**WHAT THIS TASK INVOLVES**
Below are records; write all of them out exactly.

DATA SHOWN section start

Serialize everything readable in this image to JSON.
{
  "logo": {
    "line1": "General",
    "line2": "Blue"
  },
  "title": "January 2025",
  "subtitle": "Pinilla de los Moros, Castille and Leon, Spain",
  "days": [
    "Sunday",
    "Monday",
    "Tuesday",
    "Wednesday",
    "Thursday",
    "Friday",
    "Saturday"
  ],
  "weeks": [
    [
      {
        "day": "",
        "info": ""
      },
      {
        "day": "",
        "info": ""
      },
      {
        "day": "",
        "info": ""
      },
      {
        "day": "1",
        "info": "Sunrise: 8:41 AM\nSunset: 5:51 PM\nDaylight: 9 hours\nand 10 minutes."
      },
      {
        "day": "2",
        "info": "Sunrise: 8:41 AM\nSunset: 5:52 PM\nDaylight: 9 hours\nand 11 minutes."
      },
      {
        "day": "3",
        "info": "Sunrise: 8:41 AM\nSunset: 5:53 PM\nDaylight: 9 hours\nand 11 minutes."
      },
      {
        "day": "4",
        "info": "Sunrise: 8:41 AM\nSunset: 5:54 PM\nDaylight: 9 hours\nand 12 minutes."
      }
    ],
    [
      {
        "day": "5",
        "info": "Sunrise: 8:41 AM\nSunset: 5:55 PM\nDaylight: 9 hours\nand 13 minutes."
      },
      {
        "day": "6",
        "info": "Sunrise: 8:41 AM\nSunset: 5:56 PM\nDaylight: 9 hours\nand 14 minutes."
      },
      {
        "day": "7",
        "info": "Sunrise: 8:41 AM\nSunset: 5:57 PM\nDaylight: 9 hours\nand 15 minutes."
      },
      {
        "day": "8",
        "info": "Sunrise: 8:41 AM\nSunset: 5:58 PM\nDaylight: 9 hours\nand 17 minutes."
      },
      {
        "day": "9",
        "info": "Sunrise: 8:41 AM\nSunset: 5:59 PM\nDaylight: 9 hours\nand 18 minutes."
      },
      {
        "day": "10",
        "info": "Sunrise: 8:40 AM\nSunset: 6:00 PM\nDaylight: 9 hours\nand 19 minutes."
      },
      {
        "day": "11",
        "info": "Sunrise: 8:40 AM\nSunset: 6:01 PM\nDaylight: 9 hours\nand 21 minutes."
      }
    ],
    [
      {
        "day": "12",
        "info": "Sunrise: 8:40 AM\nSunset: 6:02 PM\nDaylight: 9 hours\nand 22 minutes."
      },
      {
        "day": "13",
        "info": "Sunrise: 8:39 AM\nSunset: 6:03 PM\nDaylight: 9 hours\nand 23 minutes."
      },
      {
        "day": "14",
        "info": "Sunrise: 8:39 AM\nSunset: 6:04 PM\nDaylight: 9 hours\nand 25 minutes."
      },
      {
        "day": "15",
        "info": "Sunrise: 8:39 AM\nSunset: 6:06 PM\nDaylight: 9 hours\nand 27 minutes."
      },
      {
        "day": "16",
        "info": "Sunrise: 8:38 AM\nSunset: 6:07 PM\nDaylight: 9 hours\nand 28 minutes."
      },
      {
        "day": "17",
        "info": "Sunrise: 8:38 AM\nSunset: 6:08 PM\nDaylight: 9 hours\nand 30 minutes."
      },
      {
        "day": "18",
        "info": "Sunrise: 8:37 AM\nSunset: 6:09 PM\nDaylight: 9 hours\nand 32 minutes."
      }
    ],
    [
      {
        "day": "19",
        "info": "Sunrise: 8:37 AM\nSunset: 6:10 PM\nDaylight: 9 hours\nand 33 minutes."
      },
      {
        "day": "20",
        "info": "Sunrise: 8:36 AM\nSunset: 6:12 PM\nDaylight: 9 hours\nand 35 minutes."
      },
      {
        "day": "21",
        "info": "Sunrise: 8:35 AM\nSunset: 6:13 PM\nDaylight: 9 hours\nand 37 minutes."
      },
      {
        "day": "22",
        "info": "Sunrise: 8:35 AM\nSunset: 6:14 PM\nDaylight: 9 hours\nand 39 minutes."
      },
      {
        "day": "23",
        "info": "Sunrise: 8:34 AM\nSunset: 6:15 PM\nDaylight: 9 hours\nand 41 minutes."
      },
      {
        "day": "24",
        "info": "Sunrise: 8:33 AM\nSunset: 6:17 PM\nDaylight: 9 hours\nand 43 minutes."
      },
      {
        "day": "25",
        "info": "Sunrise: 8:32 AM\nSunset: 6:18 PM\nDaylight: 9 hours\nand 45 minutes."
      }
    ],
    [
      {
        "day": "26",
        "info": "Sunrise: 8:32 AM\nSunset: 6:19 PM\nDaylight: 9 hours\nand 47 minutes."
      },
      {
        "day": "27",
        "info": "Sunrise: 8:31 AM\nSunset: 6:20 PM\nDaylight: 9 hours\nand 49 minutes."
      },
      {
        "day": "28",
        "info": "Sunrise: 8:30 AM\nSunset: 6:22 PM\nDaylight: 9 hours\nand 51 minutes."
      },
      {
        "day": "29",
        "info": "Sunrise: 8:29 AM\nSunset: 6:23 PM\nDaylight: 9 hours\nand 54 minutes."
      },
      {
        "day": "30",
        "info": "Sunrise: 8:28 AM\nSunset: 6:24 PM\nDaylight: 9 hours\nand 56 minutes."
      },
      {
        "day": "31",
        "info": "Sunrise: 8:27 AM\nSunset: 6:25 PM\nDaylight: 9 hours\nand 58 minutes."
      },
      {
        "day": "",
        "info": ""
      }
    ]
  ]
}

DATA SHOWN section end

**ANSWER TO THIS PROBLEM**
Serialize everything readable in this image to JSON.
{
  "logo": {
    "line1": "General",
    "line2": "Blue"
  },
  "title": "January 2025",
  "subtitle": "Pinilla de los Moros, Castille and Leon, Spain",
  "days": [
    "Sunday",
    "Monday",
    "Tuesday",
    "Wednesday",
    "Thursday",
    "Friday",
    "Saturday"
  ],
  "weeks": [
    [
      {
        "day": "",
        "info": ""
      },
      {
        "day": "",
        "info": ""
      },
      {
        "day": "",
        "info": ""
      },
      {
        "day": "1",
        "info": "Sunrise: 8:41 AM\nSunset: 5:51 PM\nDaylight: 9 hours\nand 10 minutes."
      },
      {
        "day": "2",
        "info": "Sunrise: 8:41 AM\nSunset: 5:52 PM\nDaylight: 9 hours\nand 11 minutes."
      },
      {
        "day": "3",
        "info": "Sunrise: 8:41 AM\nSunset: 5:53 PM\nDaylight: 9 hours\nand 11 minutes."
      },
      {
        "day": "4",
        "info": "Sunrise: 8:41 AM\nSunset: 5:54 PM\nDaylight: 9 hours\nand 12 minutes."
      }
    ],
    [
      {
        "day": "5",
        "info": "Sunrise: 8:41 AM\nSunset: 5:55 PM\nDaylight: 9 hours\nand 13 minutes."
      },
      {
        "day": "6",
        "info": "Sunrise: 8:41 AM\nSunset: 5:56 PM\nDaylight: 9 hours\nand 14 minutes."
      },
      {
        "day": "7",
        "info": "Sunrise: 8:41 AM\nSunset: 5:57 PM\nDaylight: 9 hours\nand 15 minutes."
      },
      {
        "day": "8",
        "info": "Sunrise: 8:41 AM\nSunset: 5:58 PM\nDaylight: 9 hours\nand 17 minutes."
      },
      {
        "day": "9",
        "info": "Sunrise: 8:41 AM\nSunset: 5:59 PM\nDaylight: 9 hours\nand 18 minutes."
      },
      {
        "day": "10",
        "info": "Sunrise: 8:40 AM\nSunset: 6:00 PM\nDaylight: 9 hours\nand 19 minutes."
      },
      {
        "day": "11",
        "info": "Sunrise: 8:40 AM\nSunset: 6:01 PM\nDaylight: 9 hours\nand 21 minutes."
      }
    ],
    [
      {
        "day": "12",
        "info": "Sunrise: 8:40 AM\nSunset: 6:02 PM\nDaylight: 9 hours\nand 22 minutes."
      },
      {
        "day": "13",
        "info": "Sunrise: 8:39 AM\nSunset: 6:03 PM\nDaylight: 9 hours\nand 23 minutes."
      },
      {
        "day": "14",
        "info": "Sunrise: 8:39 AM\nSunset: 6:04 PM\nDaylight: 9 hours\nand 25 minutes."
      },
      {
        "day": "15",
        "info": "Sunrise: 8:39 AM\nSunset: 6:06 PM\nDaylight: 9 hours\nand 27 minutes."
      },
      {
        "day": "16",
        "info": "Sunrise: 8:38 AM\nSunset: 6:07 PM\nDaylight: 9 hours\nand 28 minutes."
      },
      {
        "day": "17",
        "info": "Sunrise: 8:38 AM\nSunset: 6:08 PM\nDaylight: 9 hours\nand 30 minutes."
      },
      {
        "day": "18",
        "info": "Sunrise: 8:37 AM\nSunset: 6:09 PM\nDaylight: 9 hours\nand 32 minutes."
      }
    ],
    [
      {
        "day": "19",
        "info": "Sunrise: 8:37 AM\nSunset: 6:10 PM\nDaylight: 9 hours\nand 33 minutes."
      },
      {
        "day": "20",
        "info": "Sunrise: 8:36 AM\nSunset: 6:12 PM\nDaylight: 9 hours\nand 35 minutes."
      },
      {
        "day": "21",
        "info": "Sunrise: 8:35 AM\nSunset: 6:13 PM\nDaylight: 9 hours\nand 37 minutes."
      },
      {
        "day": "22",
        "info": "Sunrise: 8:35 AM\nSunset: 6:14 PM\nDaylight: 9 hours\nand 39 minutes."
      },
      {
        "day": "23",
        "info": "Sunrise: 8:34 AM\nSunset: 6:15 PM\nDaylight: 9 hours\nand 41 minutes."
      },
      {
        "day": "24",
        "info": "Sunrise: 8:33 AM\nSunset: 6:17 PM\nDaylight: 9 hours\nand 43 minutes."
      },
      {
        "day": "25",
        "info": "Sunrise: 8:32 AM\nSunset: 6:18 PM\nDaylight: 9 hours\nand 45 minutes."
      }
    ],
    [
      {
        "day": "26",
        "info": "Sunrise: 8:32 AM\nSunset: 6:19 PM\nDaylight: 9 hours\nand 47 minutes."
      },
      {
        "day": "27",
        "info": "Sunrise: 8:31 AM\nSunset: 6:20 PM\nDaylight: 9 hours\nand 49 minutes."
      },
      {
        "day": "28",
        "info": "Sunrise: 8:30 AM\nSunset: 6:22 PM\nDaylight: 9 hours\nand 51 minutes."
      },
      {
        "day": "29",
        "info": "Sunrise: 8:29 AM\nSunset: 6:23 PM\nDaylight: 9 hours\nand 54 minutes."
      },
      {
        "day": "30",
        "info": "Sunrise: 8:28 AM\nSunset: 6:24 PM\nDaylight: 9 hours\nand 56 minutes."
      },
      {
        "day": "31",
        "info": "Sunrise: 8:27 AM\nSunset: 6:25 PM\nDaylight: 9 hours\nand 58 minutes."
      },
      {
        "day": "",
        "info": ""
      }
    ]
  ]
}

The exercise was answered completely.